Healthcare Sale Representative Pleads Guilty to Obstructing Federal Investigation
BOSTON – A sales representative for multiple healthcare companies pleaded guilty today in U.S. District Court in Boston in connection with obstruction of an investigation into kickbacks paid to medical professionals.
Terrence Kyle Tackett, 49, of Florence, Ky., pleaded guilty to one count of obstruction of a criminal investigation of health care offenses. U.S. District Court Judge Allison D. Burroughs scheduled sentencing for Sept. 14, 2016.
From 2012 to 2013, Tackett worked as a sale representative in Kentucky for a California-based healthcare company, and from August 2013 to February 2015, he worked for a Massachusetts pharmaceutical company. During that period, Tackett gave medical professionals gift cards and personal checks in exchange for ordering or prescribing the products he promoted. During a January 2015 meeting with investigators, Tackett falsely denied and attempted to conceal the kickbacks he paid to physicians and their staffs.
The charging statute provides a sentence of no greater than five years in prison, three years of supervised release, a fine of 250,000 and restitution. Actual sentences for federal crimes are typically less than the maximum penalties.

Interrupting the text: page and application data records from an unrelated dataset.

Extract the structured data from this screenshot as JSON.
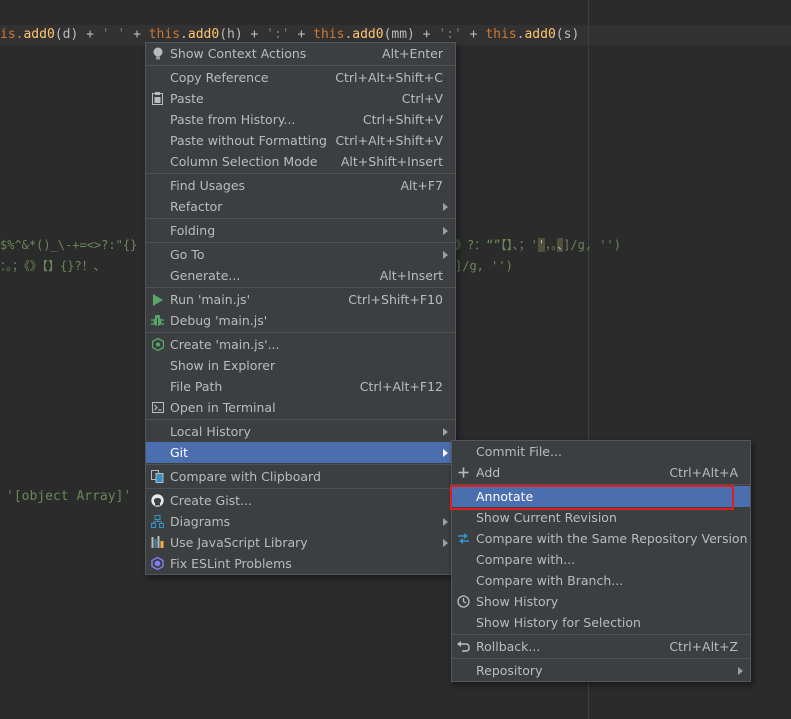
{
  "editor": {
    "line1": {
      "a": "is.",
      "b": "add0",
      "c": "(d) + ",
      "d": "' '",
      "e": " + ",
      "f": "this",
      "g": ".",
      "h": "add0",
      "i": "(h) + ",
      "j": "':'",
      "k": " + ",
      "l": "this",
      "m": ".",
      "n": "add0",
      "o": "(mm) + ",
      "p": "':'",
      "q": " + ",
      "r": "this",
      "s": ".",
      "t": "add0",
      "u": "(s)"
    },
    "line2": {
      "a": "$%^&*()_\\-+=<>?:\"{}",
      "b": "》?：“”【】、；'",
      "c": "'",
      "d": "，。",
      "e": "、",
      "f": "]/g, '')"
    },
    "line3": {
      "a": "：。；《》【】{}?！、",
      "b": "]/g, '')"
    },
    "line4": "'[object Array]'"
  },
  "context_menu": {
    "items": [
      {
        "label": "Show Context Actions",
        "shortcut": "Alt+Enter",
        "icon": "lightbulb-icon"
      },
      {
        "label": "Copy Reference",
        "shortcut": "Ctrl+Alt+Shift+C"
      },
      {
        "label": "Paste",
        "shortcut": "Ctrl+V",
        "icon": "clipboard-icon"
      },
      {
        "label": "Paste from History...",
        "shortcut": "Ctrl+Shift+V"
      },
      {
        "label": "Paste without Formatting",
        "shortcut": "Ctrl+Alt+Shift+V"
      },
      {
        "label": "Column Selection Mode",
        "shortcut": "Alt+Shift+Insert"
      },
      {
        "label": "Find Usages",
        "shortcut": "Alt+F7"
      },
      {
        "label": "Refactor",
        "submenu": true
      },
      {
        "label": "Folding",
        "submenu": true
      },
      {
        "label": "Go To",
        "submenu": true
      },
      {
        "label": "Generate...",
        "shortcut": "Alt+Insert"
      },
      {
        "label": "Run 'main.js'",
        "shortcut": "Ctrl+Shift+F10",
        "icon": "run-icon"
      },
      {
        "label": "Debug 'main.js'",
        "icon": "debug-icon"
      },
      {
        "label": "Create 'main.js'...",
        "icon": "nodejs-icon"
      },
      {
        "label": "Show in Explorer"
      },
      {
        "label": "File Path",
        "shortcut": "Ctrl+Alt+F12"
      },
      {
        "label": "Open in Terminal",
        "icon": "terminal-icon"
      },
      {
        "label": "Local History",
        "submenu": true
      },
      {
        "label": "Git",
        "submenu": true,
        "selected": true
      },
      {
        "label": "Compare with Clipboard",
        "icon": "compare-icon"
      },
      {
        "label": "Create Gist...",
        "icon": "github-icon"
      },
      {
        "label": "Diagrams",
        "submenu": true,
        "icon": "diagram-icon"
      },
      {
        "label": "Use JavaScript Library",
        "submenu": true,
        "icon": "library-icon"
      },
      {
        "label": "Fix ESLint Problems",
        "icon": "eslint-icon"
      }
    ]
  },
  "git_submenu": {
    "items": [
      {
        "label": "Commit File..."
      },
      {
        "label": "Add",
        "shortcut": "Ctrl+Alt+A",
        "icon": "plus-icon"
      },
      {
        "label": "Annotate",
        "selected": true
      },
      {
        "label": "Show Current Revision"
      },
      {
        "label": "Compare with the Same Repository Version",
        "icon": "compare-arrows-icon"
      },
      {
        "label": "Compare with..."
      },
      {
        "label": "Compare with Branch..."
      },
      {
        "label": "Show History",
        "icon": "history-icon"
      },
      {
        "label": "Show History for Selection"
      },
      {
        "label": "Rollback...",
        "shortcut": "Ctrl+Alt+Z",
        "icon": "rollback-icon"
      },
      {
        "label": "Repository",
        "submenu": true
      }
    ]
  },
  "colors": {
    "editor_bg": "#2b2b2b",
    "menu_bg": "#3c3f41",
    "selection": "#4b6eaf",
    "highlight_box": "#e01e1e"
  }
}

Sentences are imposed by a federal district court judge based upon the U.S. Sentencing Guidelines and other statutory factors.
United States Attorney Carmen Ortiz; Harold H. Shaw, Special Agent in Charge of the Federal Bureau of Investigation, Boston Field Division; Phillip Coyne, Special Agent in Charge of U.S. Health and Human Services, Office of Inspector General, Office of Investigations; Mark McCormack, Special Agent in Charge of U.S. Food and Drug Administration, Office of Criminal Investigations, Metro Washington Field Office; and Susan Hensley, Regional Director of U.S. Department of Labor, Employee Benefits Security Administration, made the announcement today. The case is being prosecuted by Assistant U.S. Attorneys Sara Miron Bloom, Young Paik, and Kriss Basil of Ortiz’s Office, with assistance from the Justice Department’s Consumer Protection Branch and the Food and Drug Administration.